━━━ SOURCE MATERIAL ━━━
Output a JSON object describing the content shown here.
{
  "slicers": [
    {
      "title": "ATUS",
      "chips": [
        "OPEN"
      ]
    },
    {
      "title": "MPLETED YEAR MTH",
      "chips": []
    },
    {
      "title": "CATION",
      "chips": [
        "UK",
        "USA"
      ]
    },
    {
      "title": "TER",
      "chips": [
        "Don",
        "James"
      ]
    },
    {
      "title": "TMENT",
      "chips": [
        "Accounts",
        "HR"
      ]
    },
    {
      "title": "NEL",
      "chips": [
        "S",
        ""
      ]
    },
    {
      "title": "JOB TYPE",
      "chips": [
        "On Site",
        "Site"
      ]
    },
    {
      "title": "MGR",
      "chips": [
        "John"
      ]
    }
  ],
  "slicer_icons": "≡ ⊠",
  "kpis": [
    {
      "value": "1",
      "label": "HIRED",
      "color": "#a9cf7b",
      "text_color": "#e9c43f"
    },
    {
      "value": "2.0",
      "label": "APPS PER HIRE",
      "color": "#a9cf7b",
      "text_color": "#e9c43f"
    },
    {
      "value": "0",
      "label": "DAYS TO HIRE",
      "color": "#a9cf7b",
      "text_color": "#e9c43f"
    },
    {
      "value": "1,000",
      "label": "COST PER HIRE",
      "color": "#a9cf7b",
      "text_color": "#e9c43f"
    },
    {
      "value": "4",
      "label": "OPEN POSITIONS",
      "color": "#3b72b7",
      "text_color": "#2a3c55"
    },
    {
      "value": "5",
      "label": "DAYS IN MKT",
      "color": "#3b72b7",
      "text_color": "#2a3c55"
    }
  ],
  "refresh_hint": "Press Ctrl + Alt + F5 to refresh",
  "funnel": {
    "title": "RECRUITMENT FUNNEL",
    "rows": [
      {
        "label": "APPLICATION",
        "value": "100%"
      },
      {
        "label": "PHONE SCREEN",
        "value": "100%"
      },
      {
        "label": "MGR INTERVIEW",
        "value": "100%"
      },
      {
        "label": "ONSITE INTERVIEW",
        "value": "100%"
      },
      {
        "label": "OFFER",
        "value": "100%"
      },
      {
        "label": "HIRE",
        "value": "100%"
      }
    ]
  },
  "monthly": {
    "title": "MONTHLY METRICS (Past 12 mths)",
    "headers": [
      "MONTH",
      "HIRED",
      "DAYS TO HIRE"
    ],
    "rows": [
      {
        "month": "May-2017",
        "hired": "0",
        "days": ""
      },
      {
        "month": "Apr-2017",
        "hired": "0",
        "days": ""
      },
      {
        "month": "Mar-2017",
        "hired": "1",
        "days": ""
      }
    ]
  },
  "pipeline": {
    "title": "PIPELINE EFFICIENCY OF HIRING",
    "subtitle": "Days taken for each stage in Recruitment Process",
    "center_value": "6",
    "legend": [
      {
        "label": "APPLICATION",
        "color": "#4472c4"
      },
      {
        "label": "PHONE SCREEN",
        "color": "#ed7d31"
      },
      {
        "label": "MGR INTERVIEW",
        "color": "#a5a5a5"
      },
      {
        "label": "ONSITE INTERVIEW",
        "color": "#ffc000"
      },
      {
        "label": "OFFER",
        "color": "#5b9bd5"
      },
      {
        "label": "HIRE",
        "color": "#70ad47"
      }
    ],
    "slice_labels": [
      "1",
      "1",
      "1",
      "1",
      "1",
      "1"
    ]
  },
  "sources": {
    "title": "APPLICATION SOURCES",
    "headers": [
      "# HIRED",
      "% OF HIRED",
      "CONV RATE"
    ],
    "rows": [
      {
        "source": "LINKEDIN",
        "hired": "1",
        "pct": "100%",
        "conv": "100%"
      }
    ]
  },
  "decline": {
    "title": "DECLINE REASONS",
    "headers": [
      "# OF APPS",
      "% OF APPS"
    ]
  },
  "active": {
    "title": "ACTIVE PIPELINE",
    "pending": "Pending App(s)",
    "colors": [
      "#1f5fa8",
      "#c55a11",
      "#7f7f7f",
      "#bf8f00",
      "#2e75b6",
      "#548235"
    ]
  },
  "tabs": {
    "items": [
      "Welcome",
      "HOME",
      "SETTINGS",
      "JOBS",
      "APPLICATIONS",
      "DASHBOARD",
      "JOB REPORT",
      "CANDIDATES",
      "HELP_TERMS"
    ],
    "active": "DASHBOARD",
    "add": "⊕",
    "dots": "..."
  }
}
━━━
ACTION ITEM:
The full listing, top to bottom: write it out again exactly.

RESPONSE TO THIS EXERCISE:
Output a JSON object describing the content shown here.
{
  "slicers": [
    {
      "title": "ATUS",
      "chips": [
        "OPEN"
      ]
    },
    {
      "title": "MPLETED YEAR MTH",
      "chips": []
    },
    {
      "title": "CATION",
      "chips": [
        "UK",
        "USA"
      ]
    },
    {
      "title": "TER",
      "chips": [
        "Don",
        "James"
      ]
    },
    {
      "title": "TMENT",
      "chips": [
        "Accounts",
        "HR"
      ]
    },
    {
      "title": "NEL",
      "chips": [
        "S",
        ""
      ]
    },
    {
      "title": "JOB TYPE",
      "chips": [
        "On Site",
        "Site"
      ]
    },
    {
      "title": "MGR",
      "chips": [
        "John"
      ]
    }
  ],
  "slicer_icons": "≡ ⊠",
  "kpis": [
    {
      "value": "1",
      "label": "HIRED",
      "color": "#a9cf7b",
      "text_color": "#e9c43f"
    },
    {
      "value": "2.0",
      "label": "APPS PER HIRE",
      "color": "#a9cf7b",
      "text_color": "#e9c43f"
    },
    {
      "value": "0",
      "label": "DAYS TO HIRE",
      "color": "#a9cf7b",
      "text_color": "#e9c43f"
    },
    {
      "value": "1,000",
      "label": "COST PER HIRE",
      "color": "#a9cf7b",
      "text_color": "#e9c43f"
    },
    {
      "value": "4",
      "label": "OPEN POSITIONS",
      "color": "#3b72b7",
      "text_color": "#2a3c55"
    },
    {
      "value": "5",
      "label": "DAYS IN MKT",
      "color": "#3b72b7",
      "text_color": "#2a3c55"
    }
  ],
  "refresh_hint": "Press Ctrl + Alt + F5 to refresh",
  "funnel": {
    "title": "RECRUITMENT FUNNEL",
    "rows": [
      {
        "label": "APPLICATION",
        "value": "100%"
      },
      {
        "label": "PHONE SCREEN",
        "value": "100%"
      },
      {
        "label": "MGR INTERVIEW",
        "value": "100%"
      },
      {
        "label": "ONSITE INTERVIEW",
        "value": "100%"
      },
      {
        "label": "OFFER",
        "value": "100%"
      },
      {
        "label": "HIRE",
        "value": "100%"
      }
    ]
  },
  "monthly": {
    "title": "MONTHLY METRICS (Past 12 mths)",
    "headers": [
      "MONTH",
      "HIRED",
      "DAYS TO HIRE"
    ],
    "rows": [
      {
        "month": "May-2017",
        "hired": "0",
        "days": ""
      },
      {
        "month": "Apr-2017",
        "hired": "0",
        "days": ""
      },
      {
        "month": "Mar-2017",
        "hired": "1",
        "days": ""
      }
    ]
  },
  "pipeline": {
    "title": "PIPELINE EFFICIENCY OF HIRING",
    "subtitle": "Days taken for each stage in Recruitment Process",
    "center_value": "6",
    "legend": [
      {
        "label": "APPLICATION",
        "color": "#4472c4"
      },
      {
        "label": "PHONE SCREEN",
        "color": "#ed7d31"
      },
      {
        "label": "MGR INTERVIEW",
        "color": "#a5a5a5"
      },
      {
        "label": "ONSITE INTERVIEW",
        "color": "#ffc000"
      },
      {
        "label": "OFFER",
        "color": "#5b9bd5"
      },
      {
        "label": "HIRE",
        "color": "#70ad47"
      }
    ],
    "slice_labels": [
      "1",
      "1",
      "1",
      "1",
      "1",
      "1"
    ]
  },
  "sources": {
    "title": "APPLICATION SOURCES",
    "headers": [
      "# HIRED",
      "% OF HIRED",
      "CONV RATE"
    ],
    "rows": [
      {
        "source": "LINKEDIN",
        "hired": "1",
        "pct": "100%",
        "conv": "100%"
      }
    ]
  },
  "decline": {
    "title": "DECLINE REASONS",
    "headers": [
      "# OF APPS",
      "% OF APPS"
    ]
  },
  "active": {
    "title": "ACTIVE PIPELINE",
    "pending": "Pending App(s)",
    "colors": [
      "#1f5fa8",
      "#c55a11",
      "#7f7f7f",
      "#bf8f00",
      "#2e75b6",
      "#548235"
    ]
  },
  "tabs": {
    "items": [
      "Welcome",
      "HOME",
      "SETTINGS",
      "JOBS",
      "APPLICATIONS",
      "DASHBOARD",
      "JOB REPORT",
      "CANDIDATES",
      "HELP_TERMS"
    ],
    "active": "DASHBOARD",
    "add": "⊕",
    "dots": "..."
  }
}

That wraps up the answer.